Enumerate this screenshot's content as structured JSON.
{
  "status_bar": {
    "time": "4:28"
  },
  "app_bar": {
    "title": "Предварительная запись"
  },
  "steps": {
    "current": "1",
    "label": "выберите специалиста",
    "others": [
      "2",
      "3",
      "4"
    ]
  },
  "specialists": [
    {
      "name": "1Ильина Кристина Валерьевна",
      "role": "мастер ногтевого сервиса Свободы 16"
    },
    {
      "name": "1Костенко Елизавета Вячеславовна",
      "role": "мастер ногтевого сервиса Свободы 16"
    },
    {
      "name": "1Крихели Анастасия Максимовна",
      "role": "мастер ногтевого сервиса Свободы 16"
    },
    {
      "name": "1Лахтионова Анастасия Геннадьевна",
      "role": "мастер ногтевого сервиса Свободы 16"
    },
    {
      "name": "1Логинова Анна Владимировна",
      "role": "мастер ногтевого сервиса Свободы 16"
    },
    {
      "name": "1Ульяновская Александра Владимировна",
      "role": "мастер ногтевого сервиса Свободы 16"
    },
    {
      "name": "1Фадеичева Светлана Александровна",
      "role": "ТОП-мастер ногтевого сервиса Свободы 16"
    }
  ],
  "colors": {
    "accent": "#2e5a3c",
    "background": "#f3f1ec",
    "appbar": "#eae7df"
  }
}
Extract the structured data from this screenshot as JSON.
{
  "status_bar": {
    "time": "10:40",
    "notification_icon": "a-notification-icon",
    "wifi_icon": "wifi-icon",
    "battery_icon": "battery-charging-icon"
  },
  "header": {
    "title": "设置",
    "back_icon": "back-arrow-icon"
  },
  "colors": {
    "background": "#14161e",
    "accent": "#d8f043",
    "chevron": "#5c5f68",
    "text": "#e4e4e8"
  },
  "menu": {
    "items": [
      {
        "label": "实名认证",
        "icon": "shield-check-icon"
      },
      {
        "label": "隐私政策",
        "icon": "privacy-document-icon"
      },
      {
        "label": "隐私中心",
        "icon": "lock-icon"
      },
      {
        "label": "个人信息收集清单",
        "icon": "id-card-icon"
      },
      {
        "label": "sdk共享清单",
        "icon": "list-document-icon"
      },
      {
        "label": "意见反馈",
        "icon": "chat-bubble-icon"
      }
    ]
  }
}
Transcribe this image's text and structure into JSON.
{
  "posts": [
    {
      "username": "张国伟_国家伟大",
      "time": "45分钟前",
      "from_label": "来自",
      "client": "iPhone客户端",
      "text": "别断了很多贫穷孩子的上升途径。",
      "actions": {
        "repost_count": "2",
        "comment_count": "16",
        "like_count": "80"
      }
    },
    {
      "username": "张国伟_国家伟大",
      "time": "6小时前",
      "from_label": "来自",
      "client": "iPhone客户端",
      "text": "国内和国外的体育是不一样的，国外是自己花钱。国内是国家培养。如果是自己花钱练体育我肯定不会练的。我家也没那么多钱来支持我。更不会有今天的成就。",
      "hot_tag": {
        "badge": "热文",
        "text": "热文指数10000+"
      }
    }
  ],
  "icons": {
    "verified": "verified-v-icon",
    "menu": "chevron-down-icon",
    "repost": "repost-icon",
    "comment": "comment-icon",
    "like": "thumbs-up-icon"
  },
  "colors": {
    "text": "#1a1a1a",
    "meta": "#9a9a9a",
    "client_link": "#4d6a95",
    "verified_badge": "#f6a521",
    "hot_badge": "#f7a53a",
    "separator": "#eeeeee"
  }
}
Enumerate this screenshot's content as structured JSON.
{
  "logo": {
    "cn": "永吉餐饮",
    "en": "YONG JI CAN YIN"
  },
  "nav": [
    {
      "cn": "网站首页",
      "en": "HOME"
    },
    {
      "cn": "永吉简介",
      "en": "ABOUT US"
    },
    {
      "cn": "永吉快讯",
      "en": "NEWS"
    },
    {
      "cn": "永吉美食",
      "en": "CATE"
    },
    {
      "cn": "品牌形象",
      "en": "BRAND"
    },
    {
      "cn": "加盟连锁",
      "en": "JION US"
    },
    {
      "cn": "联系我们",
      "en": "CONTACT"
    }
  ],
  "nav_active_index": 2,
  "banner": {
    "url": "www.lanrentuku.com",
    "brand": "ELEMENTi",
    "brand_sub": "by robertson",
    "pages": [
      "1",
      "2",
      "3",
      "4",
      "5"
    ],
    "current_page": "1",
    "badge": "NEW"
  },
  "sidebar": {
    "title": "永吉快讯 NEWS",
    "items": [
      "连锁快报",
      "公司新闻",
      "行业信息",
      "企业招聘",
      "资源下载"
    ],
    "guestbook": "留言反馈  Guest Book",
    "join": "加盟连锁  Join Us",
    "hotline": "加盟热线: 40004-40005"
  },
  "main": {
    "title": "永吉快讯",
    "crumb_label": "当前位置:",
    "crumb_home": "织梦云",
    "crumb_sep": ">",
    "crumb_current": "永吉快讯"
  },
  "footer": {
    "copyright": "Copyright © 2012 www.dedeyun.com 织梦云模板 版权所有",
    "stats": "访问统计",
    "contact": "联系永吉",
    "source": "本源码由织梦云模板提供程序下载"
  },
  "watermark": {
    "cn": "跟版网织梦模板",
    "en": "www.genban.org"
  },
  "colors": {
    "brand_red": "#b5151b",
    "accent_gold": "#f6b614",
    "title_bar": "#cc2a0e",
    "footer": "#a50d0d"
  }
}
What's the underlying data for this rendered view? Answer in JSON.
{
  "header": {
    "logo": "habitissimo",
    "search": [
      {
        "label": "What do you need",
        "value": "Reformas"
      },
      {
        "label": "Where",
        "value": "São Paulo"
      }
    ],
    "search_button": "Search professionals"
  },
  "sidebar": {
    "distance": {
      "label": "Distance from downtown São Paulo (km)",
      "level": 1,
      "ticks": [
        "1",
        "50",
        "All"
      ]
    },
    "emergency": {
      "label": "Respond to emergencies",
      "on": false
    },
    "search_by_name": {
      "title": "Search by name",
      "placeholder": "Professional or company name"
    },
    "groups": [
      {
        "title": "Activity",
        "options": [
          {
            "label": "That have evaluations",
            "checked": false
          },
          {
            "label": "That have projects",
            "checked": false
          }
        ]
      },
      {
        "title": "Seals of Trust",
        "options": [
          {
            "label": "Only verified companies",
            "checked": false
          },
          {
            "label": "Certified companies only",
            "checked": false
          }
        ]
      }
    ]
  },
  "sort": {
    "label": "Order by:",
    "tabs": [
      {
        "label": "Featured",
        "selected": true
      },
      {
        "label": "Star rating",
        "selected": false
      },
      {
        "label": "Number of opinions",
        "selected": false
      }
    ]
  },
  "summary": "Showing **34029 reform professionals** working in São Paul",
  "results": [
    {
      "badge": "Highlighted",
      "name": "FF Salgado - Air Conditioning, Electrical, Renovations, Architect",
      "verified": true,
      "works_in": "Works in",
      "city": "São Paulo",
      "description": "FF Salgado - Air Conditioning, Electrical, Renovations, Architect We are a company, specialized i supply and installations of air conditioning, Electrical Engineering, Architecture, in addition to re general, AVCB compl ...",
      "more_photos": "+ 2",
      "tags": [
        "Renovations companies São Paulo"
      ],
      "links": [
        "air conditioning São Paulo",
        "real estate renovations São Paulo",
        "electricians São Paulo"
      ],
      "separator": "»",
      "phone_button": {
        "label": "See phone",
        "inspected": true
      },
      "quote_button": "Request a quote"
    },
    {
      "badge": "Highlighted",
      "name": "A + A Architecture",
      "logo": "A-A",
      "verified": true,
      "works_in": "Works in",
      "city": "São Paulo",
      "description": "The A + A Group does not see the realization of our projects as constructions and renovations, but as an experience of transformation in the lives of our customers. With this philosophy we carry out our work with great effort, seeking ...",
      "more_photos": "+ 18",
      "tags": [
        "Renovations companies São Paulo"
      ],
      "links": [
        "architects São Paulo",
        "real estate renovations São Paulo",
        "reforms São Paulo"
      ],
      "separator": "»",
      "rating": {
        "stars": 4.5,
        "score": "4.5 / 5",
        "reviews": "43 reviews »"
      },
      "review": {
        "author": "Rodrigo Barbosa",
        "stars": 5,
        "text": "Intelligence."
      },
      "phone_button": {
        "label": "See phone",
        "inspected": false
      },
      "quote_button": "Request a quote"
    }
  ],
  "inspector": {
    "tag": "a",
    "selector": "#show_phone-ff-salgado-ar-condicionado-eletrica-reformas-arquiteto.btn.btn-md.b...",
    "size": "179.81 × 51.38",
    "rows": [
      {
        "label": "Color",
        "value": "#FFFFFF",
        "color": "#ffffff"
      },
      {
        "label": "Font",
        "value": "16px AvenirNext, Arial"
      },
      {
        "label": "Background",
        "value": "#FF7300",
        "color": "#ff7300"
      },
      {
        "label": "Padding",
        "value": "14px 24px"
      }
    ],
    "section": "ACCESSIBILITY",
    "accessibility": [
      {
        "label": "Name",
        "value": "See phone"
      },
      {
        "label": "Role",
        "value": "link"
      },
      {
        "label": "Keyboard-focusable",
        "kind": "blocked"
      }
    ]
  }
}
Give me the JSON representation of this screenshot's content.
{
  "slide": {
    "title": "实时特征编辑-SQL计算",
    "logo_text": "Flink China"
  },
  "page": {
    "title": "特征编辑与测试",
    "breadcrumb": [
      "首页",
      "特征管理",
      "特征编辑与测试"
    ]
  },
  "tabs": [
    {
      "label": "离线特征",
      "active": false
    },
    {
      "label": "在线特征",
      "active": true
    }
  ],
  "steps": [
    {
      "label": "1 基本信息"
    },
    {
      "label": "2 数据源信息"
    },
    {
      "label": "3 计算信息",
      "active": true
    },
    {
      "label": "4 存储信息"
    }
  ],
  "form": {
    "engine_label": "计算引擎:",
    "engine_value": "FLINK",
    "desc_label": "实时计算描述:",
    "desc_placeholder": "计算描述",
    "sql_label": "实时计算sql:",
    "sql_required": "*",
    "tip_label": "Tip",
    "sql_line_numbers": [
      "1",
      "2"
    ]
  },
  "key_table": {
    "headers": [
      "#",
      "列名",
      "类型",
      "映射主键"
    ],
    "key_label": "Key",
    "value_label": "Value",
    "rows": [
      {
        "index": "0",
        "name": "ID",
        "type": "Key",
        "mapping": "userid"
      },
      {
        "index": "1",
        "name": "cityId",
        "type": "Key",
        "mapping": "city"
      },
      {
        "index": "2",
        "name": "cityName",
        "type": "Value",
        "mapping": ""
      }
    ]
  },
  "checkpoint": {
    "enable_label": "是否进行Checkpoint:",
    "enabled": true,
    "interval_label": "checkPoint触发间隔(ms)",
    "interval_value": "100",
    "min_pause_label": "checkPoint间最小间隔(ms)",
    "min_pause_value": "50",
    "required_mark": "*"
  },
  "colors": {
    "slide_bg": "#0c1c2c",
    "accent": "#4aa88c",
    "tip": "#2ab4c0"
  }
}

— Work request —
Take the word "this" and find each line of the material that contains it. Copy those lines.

— Solution to the problem —
Enumerate this screenshot's content as structured JSON.
Extract the structured data from this screenshot as JSON.
Transcribe this image's text and structure into JSON.
Enumerate this screenshot's content as structured JSON.
What's the underlying data for this rendered view? Answer in JSON.
      "description": "The A + A Group does not see the realization of our projects as constructions and renovations, but as an experience of transformation in the lives of our customers. With this philosophy we carry out our work with great effort, seeking ...",
Give me the JSON representation of this screenshot's content.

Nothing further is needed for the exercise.